'''
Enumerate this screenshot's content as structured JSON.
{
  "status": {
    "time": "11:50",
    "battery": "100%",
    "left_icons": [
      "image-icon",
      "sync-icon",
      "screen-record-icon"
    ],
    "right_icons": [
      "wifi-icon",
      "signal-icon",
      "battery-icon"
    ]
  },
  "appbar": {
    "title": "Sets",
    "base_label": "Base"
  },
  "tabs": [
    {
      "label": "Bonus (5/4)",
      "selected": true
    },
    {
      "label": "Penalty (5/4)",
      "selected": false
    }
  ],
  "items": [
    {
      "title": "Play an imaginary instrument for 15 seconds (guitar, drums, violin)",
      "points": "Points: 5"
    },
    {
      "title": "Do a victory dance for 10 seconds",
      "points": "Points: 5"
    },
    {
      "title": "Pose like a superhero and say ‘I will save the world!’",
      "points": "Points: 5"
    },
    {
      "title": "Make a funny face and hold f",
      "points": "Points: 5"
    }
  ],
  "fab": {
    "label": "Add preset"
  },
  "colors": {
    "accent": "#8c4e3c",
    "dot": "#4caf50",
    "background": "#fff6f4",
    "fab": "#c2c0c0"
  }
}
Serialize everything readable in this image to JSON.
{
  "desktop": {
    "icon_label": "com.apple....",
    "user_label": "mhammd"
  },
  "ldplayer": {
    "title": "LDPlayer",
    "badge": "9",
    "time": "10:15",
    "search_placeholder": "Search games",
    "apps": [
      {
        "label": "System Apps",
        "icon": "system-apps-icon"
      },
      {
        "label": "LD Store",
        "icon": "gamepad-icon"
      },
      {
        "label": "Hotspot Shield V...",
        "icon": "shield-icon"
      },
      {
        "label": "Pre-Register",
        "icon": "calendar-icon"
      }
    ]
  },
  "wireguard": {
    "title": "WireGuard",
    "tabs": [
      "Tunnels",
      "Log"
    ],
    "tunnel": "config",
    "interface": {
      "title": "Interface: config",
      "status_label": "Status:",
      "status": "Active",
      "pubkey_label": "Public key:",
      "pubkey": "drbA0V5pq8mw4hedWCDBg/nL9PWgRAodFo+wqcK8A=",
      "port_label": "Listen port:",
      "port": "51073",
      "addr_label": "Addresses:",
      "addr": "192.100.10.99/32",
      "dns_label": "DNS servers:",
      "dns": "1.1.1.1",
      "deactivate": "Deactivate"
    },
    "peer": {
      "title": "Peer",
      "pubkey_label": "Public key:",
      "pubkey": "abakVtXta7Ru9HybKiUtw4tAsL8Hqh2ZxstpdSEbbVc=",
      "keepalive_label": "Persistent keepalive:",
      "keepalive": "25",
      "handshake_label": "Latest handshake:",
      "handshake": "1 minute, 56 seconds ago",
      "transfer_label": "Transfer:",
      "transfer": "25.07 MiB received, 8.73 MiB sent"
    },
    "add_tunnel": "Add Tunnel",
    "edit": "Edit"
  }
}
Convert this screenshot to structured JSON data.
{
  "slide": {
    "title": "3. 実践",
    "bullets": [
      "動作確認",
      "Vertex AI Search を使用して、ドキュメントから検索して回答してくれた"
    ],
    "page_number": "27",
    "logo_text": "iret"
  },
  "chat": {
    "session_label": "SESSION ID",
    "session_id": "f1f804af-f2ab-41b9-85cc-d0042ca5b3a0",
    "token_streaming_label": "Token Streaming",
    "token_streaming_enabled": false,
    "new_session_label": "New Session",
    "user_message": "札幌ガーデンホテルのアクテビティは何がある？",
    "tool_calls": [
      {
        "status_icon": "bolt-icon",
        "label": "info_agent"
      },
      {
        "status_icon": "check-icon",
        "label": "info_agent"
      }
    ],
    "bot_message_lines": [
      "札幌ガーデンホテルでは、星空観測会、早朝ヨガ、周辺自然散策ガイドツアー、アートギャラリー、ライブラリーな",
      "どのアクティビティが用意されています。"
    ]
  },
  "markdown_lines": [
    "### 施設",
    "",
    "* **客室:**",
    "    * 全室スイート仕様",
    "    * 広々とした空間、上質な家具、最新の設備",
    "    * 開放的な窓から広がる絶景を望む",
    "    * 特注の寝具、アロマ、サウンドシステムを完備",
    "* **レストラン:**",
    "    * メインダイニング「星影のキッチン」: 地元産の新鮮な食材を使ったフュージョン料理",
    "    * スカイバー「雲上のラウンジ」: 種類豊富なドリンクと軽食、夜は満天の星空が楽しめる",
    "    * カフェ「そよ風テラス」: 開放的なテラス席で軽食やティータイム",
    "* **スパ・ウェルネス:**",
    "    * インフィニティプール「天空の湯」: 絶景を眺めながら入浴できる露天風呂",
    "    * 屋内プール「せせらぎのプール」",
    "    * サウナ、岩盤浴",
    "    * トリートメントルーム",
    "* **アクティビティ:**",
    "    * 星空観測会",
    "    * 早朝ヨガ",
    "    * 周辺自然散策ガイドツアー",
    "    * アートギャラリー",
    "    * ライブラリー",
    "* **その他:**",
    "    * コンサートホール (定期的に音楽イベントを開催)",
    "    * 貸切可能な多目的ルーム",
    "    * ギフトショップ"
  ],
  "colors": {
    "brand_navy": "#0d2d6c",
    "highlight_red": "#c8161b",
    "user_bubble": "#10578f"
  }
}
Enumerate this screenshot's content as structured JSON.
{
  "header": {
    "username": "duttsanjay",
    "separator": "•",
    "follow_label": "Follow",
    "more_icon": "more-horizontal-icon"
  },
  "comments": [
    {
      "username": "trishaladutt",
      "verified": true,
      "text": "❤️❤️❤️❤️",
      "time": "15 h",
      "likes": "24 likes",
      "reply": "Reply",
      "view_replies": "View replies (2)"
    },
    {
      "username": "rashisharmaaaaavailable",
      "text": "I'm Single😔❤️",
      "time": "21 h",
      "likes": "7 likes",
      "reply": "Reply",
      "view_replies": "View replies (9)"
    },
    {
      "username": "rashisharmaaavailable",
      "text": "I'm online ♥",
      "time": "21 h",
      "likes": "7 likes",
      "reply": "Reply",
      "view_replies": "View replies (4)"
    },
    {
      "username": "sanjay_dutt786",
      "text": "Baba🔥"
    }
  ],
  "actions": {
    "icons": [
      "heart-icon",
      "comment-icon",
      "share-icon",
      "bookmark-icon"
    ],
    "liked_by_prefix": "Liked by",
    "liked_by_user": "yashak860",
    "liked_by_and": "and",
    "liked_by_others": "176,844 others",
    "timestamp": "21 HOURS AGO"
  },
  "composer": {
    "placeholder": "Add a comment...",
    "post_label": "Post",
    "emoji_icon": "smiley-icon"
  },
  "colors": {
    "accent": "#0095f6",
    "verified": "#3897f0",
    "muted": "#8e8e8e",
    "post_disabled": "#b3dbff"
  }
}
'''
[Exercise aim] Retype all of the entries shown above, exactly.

[Solution for this exercise]
Enumerate this screenshot's content as structured JSON.
{
  "status": {
    "time": "11:50",
    "battery": "100%",
    "left_icons": [
      "image-icon",
      "sync-icon",
      "screen-record-icon"
    ],
    "right_icons": [
      "wifi-icon",
      "signal-icon",
      "battery-icon"
    ]
  },
  "appbar": {
    "title": "Sets",
    "base_label": "Base"
  },
  "tabs": [
    {
      "label": "Bonus (5/4)",
      "selected": true
    },
    {
      "label": "Penalty (5/4)",
      "selected": false
    }
  ],
  "items": [
    {
      "title": "Play an imaginary instrument for 15 seconds (guitar, drums, violin)",
      "points": "Points: 5"
    },
    {
      "title": "Do a victory dance for 10 seconds",
      "points": "Points: 5"
    },
    {
      "title": "Pose like a superhero and say ‘I will save the world!’",
      "points": "Points: 5"
    },
    {
      "title": "Make a funny face and hold f",
      "points": "Points: 5"
    }
  ],
  "fab": {
    "label": "Add preset"
  },
  "colors": {
    "accent": "#8c4e3c",
    "dot": "#4caf50",
    "background": "#fff6f4",
    "fab": "#c2c0c0"
  }
}
Serialize everything readable in this image to JSON.
{
  "desktop": {
    "icon_label": "com.apple....",
    "user_label": "mhammd"
  },
  "ldplayer": {
    "title": "LDPlayer",
    "badge": "9",
    "time": "10:15",
    "search_placeholder": "Search games",
    "apps": [
      {
        "label": "System Apps",
        "icon": "system-apps-icon"
      },
      {
        "label": "LD Store",
        "icon": "gamepad-icon"
      },
      {
        "label": "Hotspot Shield V...",
        "icon": "shield-icon"
      },
      {
        "label": "Pre-Register",
        "icon": "calendar-icon"
      }
    ]
  },
  "wireguard": {
    "title": "WireGuard",
    "tabs": [
      "Tunnels",
      "Log"
    ],
    "tunnel": "config",
    "interface": {
      "title": "Interface: config",
      "status_label": "Status:",
      "status": "Active",
      "pubkey_label": "Public key:",
      "pubkey": "drbA0V5pq8mw4hedWCDBg/nL9PWgRAodFo+wqcK8A=",
      "port_label": "Listen port:",
      "port": "51073",
      "addr_label": "Addresses:",
      "addr": "192.100.10.99/32",
      "dns_label": "DNS servers:",
      "dns": "1.1.1.1",
      "deactivate": "Deactivate"
    },
    "peer": {
      "title": "Peer",
      "pubkey_label": "Public key:",
      "pubkey": "abakVtXta7Ru9HybKiUtw4tAsL8Hqh2ZxstpdSEbbVc=",
      "keepalive_label": "Persistent keepalive:",
      "keepalive": "25",
      "handshake_label": "Latest handshake:",
      "handshake": "1 minute, 56 seconds ago",
      "transfer_label": "Transfer:",
      "transfer": "25.07 MiB received, 8.73 MiB sent"
    },
    "add_tunnel": "Add Tunnel",
    "edit": "Edit"
  }
}
Convert this screenshot to structured JSON data.
{
  "slide": {
    "title": "3. 実践",
    "bullets": [
      "動作確認",
      "Vertex AI Search を使用して、ドキュメントから検索して回答してくれた"
    ],
    "page_number": "27",
    "logo_text": "iret"
  },
  "chat": {
    "session_label": "SESSION ID",
    "session_id": "f1f804af-f2ab-41b9-85cc-d0042ca5b3a0",
    "token_streaming_label": "Token Streaming",
    "token_streaming_enabled": false,
    "new_session_label": "New Session",
    "user_message": "札幌ガーデンホテルのアクテビティは何がある？",
    "tool_calls": [
      {
        "status_icon": "bolt-icon",
        "label": "info_agent"
      },
      {
        "status_icon": "check-icon",
        "label": "info_agent"
      }
    ],
    "bot_message_lines": [
      "札幌ガーデンホテルでは、星空観測会、早朝ヨガ、周辺自然散策ガイドツアー、アートギャラリー、ライブラリーな",
      "どのアクティビティが用意されています。"
    ]
  },
  "markdown_lines": [
    "### 施設",
    "",
    "* **客室:**",
    "    * 全室スイート仕様",
    "    * 広々とした空間、上質な家具、最新の設備",
    "    * 開放的な窓から広がる絶景を望む",
    "    * 特注の寝具、アロマ、サウンドシステムを完備",
    "* **レストラン:**",
    "    * メインダイニング「星影のキッチン」: 地元産の新鮮な食材を使ったフュージョン料理",
    "    * スカイバー「雲上のラウンジ」: 種類豊富なドリンクと軽食、夜は満天の星空が楽しめる",
    "    * カフェ「そよ風テラス」: 開放的なテラス席で軽食やティータイム",
    "* **スパ・ウェルネス:**",
    "    * インフィニティプール「天空の湯」: 絶景を眺めながら入浴できる露天風呂",
    "    * 屋内プール「せせらぎのプール」",
    "    * サウナ、岩盤浴",
    "    * トリートメントルーム",
    "* **アクティビティ:**",
    "    * 星空観測会",
    "    * 早朝ヨガ",
    "    * 周辺自然散策ガイドツアー",
    "    * アートギャラリー",
    "    * ライブラリー",
    "* **その他:**",
    "    * コンサートホール (定期的に音楽イベントを開催)",
    "    * 貸切可能な多目的ルーム",
    "    * ギフトショップ"
  ],
  "colors": {
    "brand_navy": "#0d2d6c",
    "highlight_red": "#c8161b",
    "user_bubble": "#10578f"
  }
}
Enumerate this screenshot's content as structured JSON.
{
  "header": {
    "username": "duttsanjay",
    "separator": "•",
    "follow_label": "Follow",
    "more_icon": "more-horizontal-icon"
  },
  "comments": [
    {
      "username": "trishaladutt",
      "verified": true,
      "text": "❤️❤️❤️❤️",
      "time": "15 h",
      "likes": "24 likes",
      "reply": "Reply",
      "view_replies": "View replies (2)"
    },
    {
      "username": "rashisharmaaaaavailable",
      "text": "I'm Single😔❤️",
      "time": "21 h",
      "likes": "7 likes",
      "reply": "Reply",
      "view_replies": "View replies (9)"
    },
    {
      "username": "rashisharmaaavailable",
      "text": "I'm online ♥",
      "time": "21 h",
      "likes": "7 likes",
      "reply": "Reply",
      "view_replies": "View replies (4)"
    },
    {
      "username": "sanjay_dutt786",
      "text": "Baba🔥"
    }
  ],
  "actions": {
    "icons": [
      "heart-icon",
      "comment-icon",
      "share-icon",
      "bookmark-icon"
    ],
    "liked_by_prefix": "Liked by",
    "liked_by_user": "yashak860",
    "liked_by_and": "and",
    "liked_by_others": "176,844 others",
    "timestamp": "21 HOURS AGO"
  },
  "composer": {
    "placeholder": "Add a comment...",
    "post_label": "Post",
    "emoji_icon": "smiley-icon"
  },
  "colors": {
    "accent": "#0095f6",
    "verified": "#3897f0",
    "muted": "#8e8e8e",
    "post_disabled": "#b3dbff"
  }
}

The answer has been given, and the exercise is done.